Required work: Each record, exactly as written, should be printed again.

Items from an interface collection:
○ ○ ○ ○ ○ ○ ○
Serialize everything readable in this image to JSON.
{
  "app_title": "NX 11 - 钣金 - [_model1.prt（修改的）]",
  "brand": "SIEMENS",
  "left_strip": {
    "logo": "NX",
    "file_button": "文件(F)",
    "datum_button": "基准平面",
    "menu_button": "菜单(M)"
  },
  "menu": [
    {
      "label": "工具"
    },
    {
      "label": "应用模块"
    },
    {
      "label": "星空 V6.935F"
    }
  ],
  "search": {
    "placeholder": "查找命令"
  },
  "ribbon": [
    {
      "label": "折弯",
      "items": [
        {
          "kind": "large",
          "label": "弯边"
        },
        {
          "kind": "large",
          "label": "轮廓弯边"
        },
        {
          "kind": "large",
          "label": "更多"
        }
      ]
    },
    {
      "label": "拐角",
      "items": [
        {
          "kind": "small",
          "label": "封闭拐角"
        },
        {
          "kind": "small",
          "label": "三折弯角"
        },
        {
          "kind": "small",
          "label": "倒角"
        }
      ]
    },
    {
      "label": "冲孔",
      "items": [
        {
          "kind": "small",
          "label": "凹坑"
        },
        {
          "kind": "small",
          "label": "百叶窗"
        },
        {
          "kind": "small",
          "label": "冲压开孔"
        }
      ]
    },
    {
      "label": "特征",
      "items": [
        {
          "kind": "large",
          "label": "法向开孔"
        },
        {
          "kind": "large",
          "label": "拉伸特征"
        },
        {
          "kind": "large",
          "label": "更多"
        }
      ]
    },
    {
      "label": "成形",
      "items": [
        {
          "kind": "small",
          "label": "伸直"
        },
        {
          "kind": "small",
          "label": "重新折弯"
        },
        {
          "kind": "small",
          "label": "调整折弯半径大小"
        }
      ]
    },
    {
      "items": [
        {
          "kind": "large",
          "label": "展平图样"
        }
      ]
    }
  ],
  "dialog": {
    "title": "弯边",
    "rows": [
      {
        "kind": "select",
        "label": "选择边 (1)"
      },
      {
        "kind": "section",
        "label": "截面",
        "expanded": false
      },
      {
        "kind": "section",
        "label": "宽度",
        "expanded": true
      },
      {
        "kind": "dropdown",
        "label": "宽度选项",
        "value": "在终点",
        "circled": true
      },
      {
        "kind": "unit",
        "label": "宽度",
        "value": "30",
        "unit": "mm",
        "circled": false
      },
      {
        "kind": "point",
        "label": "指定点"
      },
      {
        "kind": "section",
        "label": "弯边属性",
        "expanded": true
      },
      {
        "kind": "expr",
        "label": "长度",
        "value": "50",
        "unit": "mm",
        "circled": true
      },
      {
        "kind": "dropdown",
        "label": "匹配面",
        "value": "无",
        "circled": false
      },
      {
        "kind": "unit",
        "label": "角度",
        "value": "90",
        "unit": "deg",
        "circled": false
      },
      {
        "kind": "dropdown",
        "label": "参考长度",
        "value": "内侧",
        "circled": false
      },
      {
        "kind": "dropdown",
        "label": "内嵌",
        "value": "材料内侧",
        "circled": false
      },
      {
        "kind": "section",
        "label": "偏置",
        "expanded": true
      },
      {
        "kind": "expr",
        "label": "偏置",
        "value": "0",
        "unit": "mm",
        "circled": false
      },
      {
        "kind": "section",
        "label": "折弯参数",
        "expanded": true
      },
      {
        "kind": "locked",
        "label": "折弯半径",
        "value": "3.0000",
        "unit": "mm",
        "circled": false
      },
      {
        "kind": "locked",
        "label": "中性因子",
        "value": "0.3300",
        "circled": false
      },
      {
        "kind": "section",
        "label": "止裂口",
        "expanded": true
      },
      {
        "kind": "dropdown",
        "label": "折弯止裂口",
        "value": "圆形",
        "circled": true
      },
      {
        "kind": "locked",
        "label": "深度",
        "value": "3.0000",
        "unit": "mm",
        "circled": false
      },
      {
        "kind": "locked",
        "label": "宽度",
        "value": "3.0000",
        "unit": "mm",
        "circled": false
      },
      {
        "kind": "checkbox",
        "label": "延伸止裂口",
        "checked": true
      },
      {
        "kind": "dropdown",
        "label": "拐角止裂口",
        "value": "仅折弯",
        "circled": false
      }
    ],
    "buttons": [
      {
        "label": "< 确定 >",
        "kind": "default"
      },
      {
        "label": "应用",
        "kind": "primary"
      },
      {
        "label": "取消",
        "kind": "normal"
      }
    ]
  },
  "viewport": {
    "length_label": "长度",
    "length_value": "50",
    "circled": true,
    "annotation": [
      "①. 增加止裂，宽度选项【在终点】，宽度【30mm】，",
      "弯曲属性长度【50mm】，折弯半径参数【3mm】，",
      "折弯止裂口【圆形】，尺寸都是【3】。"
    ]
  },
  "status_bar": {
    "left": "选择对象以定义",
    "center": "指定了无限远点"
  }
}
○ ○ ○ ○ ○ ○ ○
Response area:
Serialize everything readable in this image to JSON.
{
  "app_title": "NX 11 - 钣金 - [_model1.prt（修改的）]",
  "brand": "SIEMENS",
  "left_strip": {
    "logo": "NX",
    "file_button": "文件(F)",
    "datum_button": "基准平面",
    "menu_button": "菜单(M)"
  },
  "menu": [
    {
      "label": "工具"
    },
    {
      "label": "应用模块"
    },
    {
      "label": "星空 V6.935F"
    }
  ],
  "search": {
    "placeholder": "查找命令"
  },
  "ribbon": [
    {
      "label": "折弯",
      "items": [
        {
          "kind": "large",
          "label": "弯边"
        },
        {
          "kind": "large",
          "label": "轮廓弯边"
        },
        {
          "kind": "large",
          "label": "更多"
        }
      ]
    },
    {
      "label": "拐角",
      "items": [
        {
          "kind": "small",
          "label": "封闭拐角"
        },
        {
          "kind": "small",
          "label": "三折弯角"
        },
        {
          "kind": "small",
          "label": "倒角"
        }
      ]
    },
    {
      "label": "冲孔",
      "items": [
        {
          "kind": "small",
          "label": "凹坑"
        },
        {
          "kind": "small",
          "label": "百叶窗"
        },
        {
          "kind": "small",
          "label": "冲压开孔"
        }
      ]
    },
    {
      "label": "特征",
      "items": [
        {
          "kind": "large",
          "label": "法向开孔"
        },
        {
          "kind": "large",
          "label": "拉伸特征"
        },
        {
          "kind": "large",
          "label": "更多"
        }
      ]
    },
    {
      "label": "成形",
      "items": [
        {
          "kind": "small",
          "label": "伸直"
        },
        {
          "kind": "small",
          "label": "重新折弯"
        },
        {
          "kind": "small",
          "label": "调整折弯半径大小"
        }
      ]
    },
    {
      "items": [
        {
          "kind": "large",
          "label": "展平图样"
        }
      ]
    }
  ],
  "dialog": {
    "title": "弯边",
    "rows": [
      {
        "kind": "select",
        "label": "选择边 (1)"
      },
      {
        "kind": "section",
        "label": "截面",
        "expanded": false
      },
      {
        "kind": "section",
        "label": "宽度",
        "expanded": true
      },
      {
        "kind": "dropdown",
        "label": "宽度选项",
        "value": "在终点",
        "circled": true
      },
      {
        "kind": "unit",
        "label": "宽度",
        "value": "30",
        "unit": "mm",
        "circled": false
      },
      {
        "kind": "point",
        "label": "指定点"
      },
      {
        "kind": "section",
        "label": "弯边属性",
        "expanded": true
      },
      {
        "kind": "expr",
        "label": "长度",
        "value": "50",
        "unit": "mm",
        "circled": true
      },
      {
        "kind": "dropdown",
        "label": "匹配面",
        "value": "无",
        "circled": false
      },
      {
        "kind": "unit",
        "label": "角度",
        "value": "90",
        "unit": "deg",
        "circled": false
      },
      {
        "kind": "dropdown",
        "label": "参考长度",
        "value": "内侧",
        "circled": false
      },
      {
        "kind": "dropdown",
        "label": "内嵌",
        "value": "材料内侧",
        "circled": false
      },
      {
        "kind": "section",
        "label": "偏置",
        "expanded": true
      },
      {
        "kind": "expr",
        "label": "偏置",
        "value": "0",
        "unit": "mm",
        "circled": false
      },
      {
        "kind": "section",
        "label": "折弯参数",
        "expanded": true
      },
      {
        "kind": "locked",
        "label": "折弯半径",
        "value": "3.0000",
        "unit": "mm",
        "circled": false
      },
      {
        "kind": "locked",
        "label": "中性因子",
        "value": "0.3300",
        "circled": false
      },
      {
        "kind": "section",
        "label": "止裂口",
        "expanded": true
      },
      {
        "kind": "dropdown",
        "label": "折弯止裂口",
        "value": "圆形",
        "circled": true
      },
      {
        "kind": "locked",
        "label": "深度",
        "value": "3.0000",
        "unit": "mm",
        "circled": false
      },
      {
        "kind": "locked",
        "label": "宽度",
        "value": "3.0000",
        "unit": "mm",
        "circled": false
      },
      {
        "kind": "checkbox",
        "label": "延伸止裂口",
        "checked": true
      },
      {
        "kind": "dropdown",
        "label": "拐角止裂口",
        "value": "仅折弯",
        "circled": false
      }
    ],
    "buttons": [
      {
        "label": "< 确定 >",
        "kind": "default"
      },
      {
        "label": "应用",
        "kind": "primary"
      },
      {
        "label": "取消",
        "kind": "normal"
      }
    ]
  },
  "viewport": {
    "length_label": "长度",
    "length_value": "50",
    "circled": true,
    "annotation": [
      "①. 增加止裂，宽度选项【在终点】，宽度【30mm】，",
      "弯曲属性长度【50mm】，折弯半径参数【3mm】，",
      "折弯止裂口【圆形】，尺寸都是【3】。"
    ]
  },
  "status_bar": {
    "left": "选择对象以定义",
    "center": "指定了无限远点"
  }
}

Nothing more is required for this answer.